The unstable environment in England at this time caused numerous families to board ships and leave in search of opportunity and freedom from persecution abroad in places like Ireland, Australia, and particularly the New World. The voyage was extremely difficult, however, and only taken at great expense. The cramped conditions and unsanitary nature of the vessels caused many to arrive diseased and starving, not to mention destitute from the enormous cost. Still opportunity in the emerging nations of Canada and the United States was far greater than at home and many went on to make important contributions to the cultures of their adopted countries. An examination of many early immigration records reveals that people bearing the name Chadour arrived in North America very early: J. Chayter who settled in Baltimore in 1823. James Chaytor settled in Baltimore in 1823; Mary and William Chaytor arrived in New York City in 1823; John Chaytor settled in Newbury in 1635..
The Chadour Motto
The motto was originally a war cry or slogan. Mottoes first began to be shown with arms in the 14th and 15th centuries, but were not in general use until the 17th century. Thus the oldest coats of arms generally do not include a motto. Mottoes seldom form part of the grant of arms: Under most heraldic authorities, a motto is an optional component of the coat of arms, and can be added to or changed at will; many families have chosen not to display a motto.
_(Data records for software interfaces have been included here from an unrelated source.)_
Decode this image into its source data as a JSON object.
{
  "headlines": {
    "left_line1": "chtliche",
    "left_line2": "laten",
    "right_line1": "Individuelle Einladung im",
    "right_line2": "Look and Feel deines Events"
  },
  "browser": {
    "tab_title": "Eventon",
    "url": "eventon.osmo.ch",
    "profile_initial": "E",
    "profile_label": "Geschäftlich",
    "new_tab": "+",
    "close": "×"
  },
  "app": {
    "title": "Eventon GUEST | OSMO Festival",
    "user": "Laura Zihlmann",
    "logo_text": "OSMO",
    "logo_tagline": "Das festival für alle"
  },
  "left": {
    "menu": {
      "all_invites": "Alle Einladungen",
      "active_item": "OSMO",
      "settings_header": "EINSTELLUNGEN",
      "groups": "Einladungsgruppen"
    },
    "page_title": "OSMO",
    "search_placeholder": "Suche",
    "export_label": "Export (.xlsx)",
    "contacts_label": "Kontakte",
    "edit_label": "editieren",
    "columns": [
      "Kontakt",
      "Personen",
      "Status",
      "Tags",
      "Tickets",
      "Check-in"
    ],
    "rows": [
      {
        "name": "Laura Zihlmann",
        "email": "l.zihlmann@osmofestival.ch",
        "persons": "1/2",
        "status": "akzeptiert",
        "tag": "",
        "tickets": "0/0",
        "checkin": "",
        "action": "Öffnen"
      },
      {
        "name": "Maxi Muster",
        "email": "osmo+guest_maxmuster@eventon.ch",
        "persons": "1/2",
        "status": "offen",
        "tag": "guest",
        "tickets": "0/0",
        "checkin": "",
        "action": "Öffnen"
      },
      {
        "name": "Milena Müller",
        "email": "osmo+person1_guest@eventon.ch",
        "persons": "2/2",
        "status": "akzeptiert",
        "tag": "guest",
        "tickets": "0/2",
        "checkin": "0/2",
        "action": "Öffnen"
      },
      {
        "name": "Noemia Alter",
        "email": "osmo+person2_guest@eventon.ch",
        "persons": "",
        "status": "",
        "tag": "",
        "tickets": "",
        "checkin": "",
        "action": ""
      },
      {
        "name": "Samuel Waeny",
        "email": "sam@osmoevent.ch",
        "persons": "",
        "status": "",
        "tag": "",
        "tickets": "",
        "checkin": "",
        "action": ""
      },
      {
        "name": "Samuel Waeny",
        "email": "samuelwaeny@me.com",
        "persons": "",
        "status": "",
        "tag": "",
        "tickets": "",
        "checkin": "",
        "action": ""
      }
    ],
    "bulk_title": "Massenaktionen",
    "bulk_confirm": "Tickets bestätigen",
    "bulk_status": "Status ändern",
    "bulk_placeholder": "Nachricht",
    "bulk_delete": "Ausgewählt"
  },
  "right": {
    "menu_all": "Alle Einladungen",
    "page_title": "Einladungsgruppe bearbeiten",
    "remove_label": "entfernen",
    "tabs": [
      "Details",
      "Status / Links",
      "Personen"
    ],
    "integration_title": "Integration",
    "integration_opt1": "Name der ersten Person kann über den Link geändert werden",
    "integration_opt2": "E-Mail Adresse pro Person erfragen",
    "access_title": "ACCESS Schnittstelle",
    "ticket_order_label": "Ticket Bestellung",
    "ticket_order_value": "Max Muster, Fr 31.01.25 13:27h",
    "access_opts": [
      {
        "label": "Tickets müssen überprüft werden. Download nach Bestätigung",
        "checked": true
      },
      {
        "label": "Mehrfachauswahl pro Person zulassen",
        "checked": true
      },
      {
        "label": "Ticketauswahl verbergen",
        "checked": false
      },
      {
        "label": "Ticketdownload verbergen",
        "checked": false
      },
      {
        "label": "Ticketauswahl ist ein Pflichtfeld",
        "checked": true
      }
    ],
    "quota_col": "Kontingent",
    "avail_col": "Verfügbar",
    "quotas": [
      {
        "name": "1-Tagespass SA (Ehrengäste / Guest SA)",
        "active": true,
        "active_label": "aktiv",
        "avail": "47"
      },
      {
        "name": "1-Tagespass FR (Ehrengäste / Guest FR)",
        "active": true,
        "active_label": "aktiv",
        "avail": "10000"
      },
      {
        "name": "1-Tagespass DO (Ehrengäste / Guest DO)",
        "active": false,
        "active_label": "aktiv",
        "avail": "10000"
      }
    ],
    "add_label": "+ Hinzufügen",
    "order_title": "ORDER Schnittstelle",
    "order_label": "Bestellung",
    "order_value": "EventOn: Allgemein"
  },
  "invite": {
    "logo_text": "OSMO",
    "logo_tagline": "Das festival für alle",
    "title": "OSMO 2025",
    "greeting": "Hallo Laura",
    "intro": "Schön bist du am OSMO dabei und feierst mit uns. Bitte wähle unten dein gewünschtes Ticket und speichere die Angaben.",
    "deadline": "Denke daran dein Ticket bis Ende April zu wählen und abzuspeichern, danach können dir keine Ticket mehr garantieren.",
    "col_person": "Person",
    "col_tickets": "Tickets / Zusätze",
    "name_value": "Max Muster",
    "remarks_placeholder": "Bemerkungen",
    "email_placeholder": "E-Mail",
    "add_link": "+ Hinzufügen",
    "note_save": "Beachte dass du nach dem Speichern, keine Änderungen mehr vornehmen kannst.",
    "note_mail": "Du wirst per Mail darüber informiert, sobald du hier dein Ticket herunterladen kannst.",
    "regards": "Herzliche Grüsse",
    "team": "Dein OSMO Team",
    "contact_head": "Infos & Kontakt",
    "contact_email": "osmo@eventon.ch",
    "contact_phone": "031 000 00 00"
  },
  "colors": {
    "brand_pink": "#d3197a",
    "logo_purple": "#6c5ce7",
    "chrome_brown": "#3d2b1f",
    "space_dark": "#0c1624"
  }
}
Motto: Fortune le veut
Motto Translation: Fortune so wills it.
Chadour Family Crest Products